▶ Problem description
Below are the records; collect from them each line containing the string "true".
Segment Start: Input records
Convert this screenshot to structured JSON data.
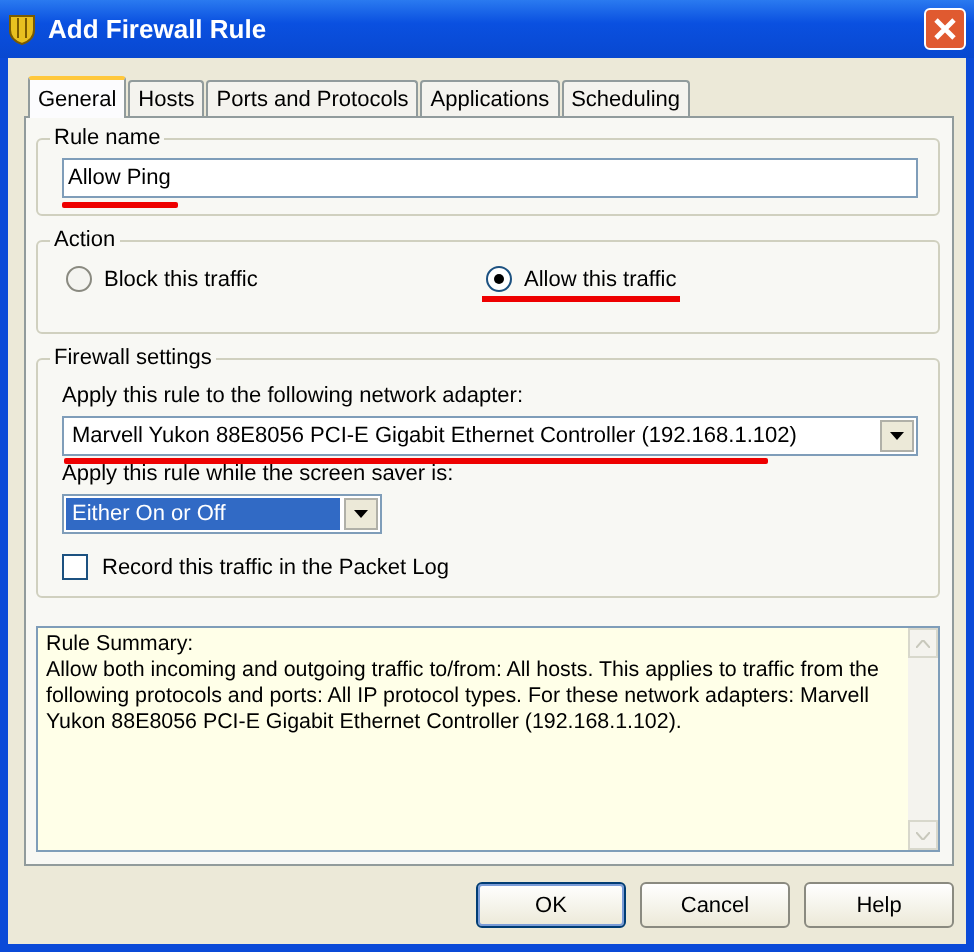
{
  "window": {
    "title": "Add Firewall Rule"
  },
  "tabs": [
    {
      "label": "General",
      "selected": true
    },
    {
      "label": "Hosts",
      "selected": false
    },
    {
      "label": "Ports and Protocols",
      "selected": false
    },
    {
      "label": "Applications",
      "selected": false
    },
    {
      "label": "Scheduling",
      "selected": false
    }
  ],
  "rule_name": {
    "legend": "Rule name",
    "value": "Allow Ping",
    "underlined": true
  },
  "action": {
    "legend": "Action",
    "options": [
      {
        "label": "Block this traffic",
        "selected": false,
        "underlined": false
      },
      {
        "label": "Allow this traffic",
        "selected": true,
        "underlined": true
      }
    ]
  },
  "firewall_settings": {
    "legend": "Firewall settings",
    "adapter_label": "Apply this rule to the following network adapter:",
    "adapter": {
      "value": "Marvell Yukon 88E8056 PCI-E Gigabit Ethernet Controller (192.168.1.102)",
      "focused": false,
      "underlined": true
    },
    "screensaver_label": "Apply this rule while the screen saver is:",
    "screensaver": {
      "value": "Either On or Off",
      "focused": true
    },
    "log": {
      "label": "Record this traffic in the Packet Log",
      "checked": false
    }
  },
  "summary": {
    "heading": "Rule Summary:",
    "text": "Allow both incoming and outgoing traffic to/from: All hosts. This applies to traffic from the following protocols and ports: All IP protocol types. For these network adapters: Marvell Yukon 88E8056 PCI-E Gigabit Ethernet Controller (192.168.1.102)."
  },
  "buttons": [
    {
      "label": "OK",
      "default": true
    },
    {
      "label": "Cancel",
      "default": false
    },
    {
      "label": "Help",
      "default": false
    }
  ]
}
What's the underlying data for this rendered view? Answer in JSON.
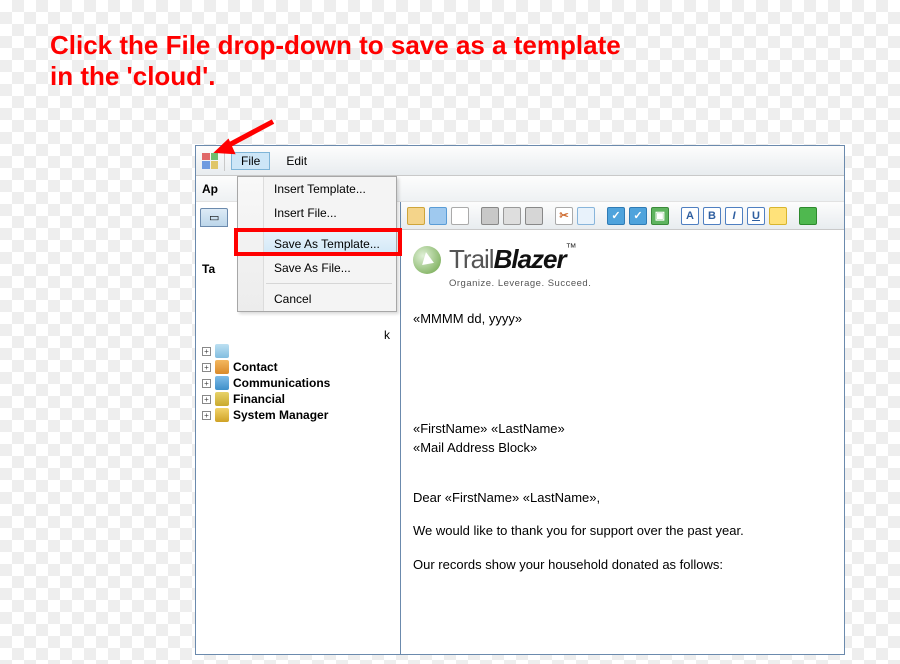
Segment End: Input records
▶ Solution to the exercise
      "selected": true
    "underlined": true
        "selected": true,
        "underlined": true
      "underlined": true
      "focused": true
      "default": true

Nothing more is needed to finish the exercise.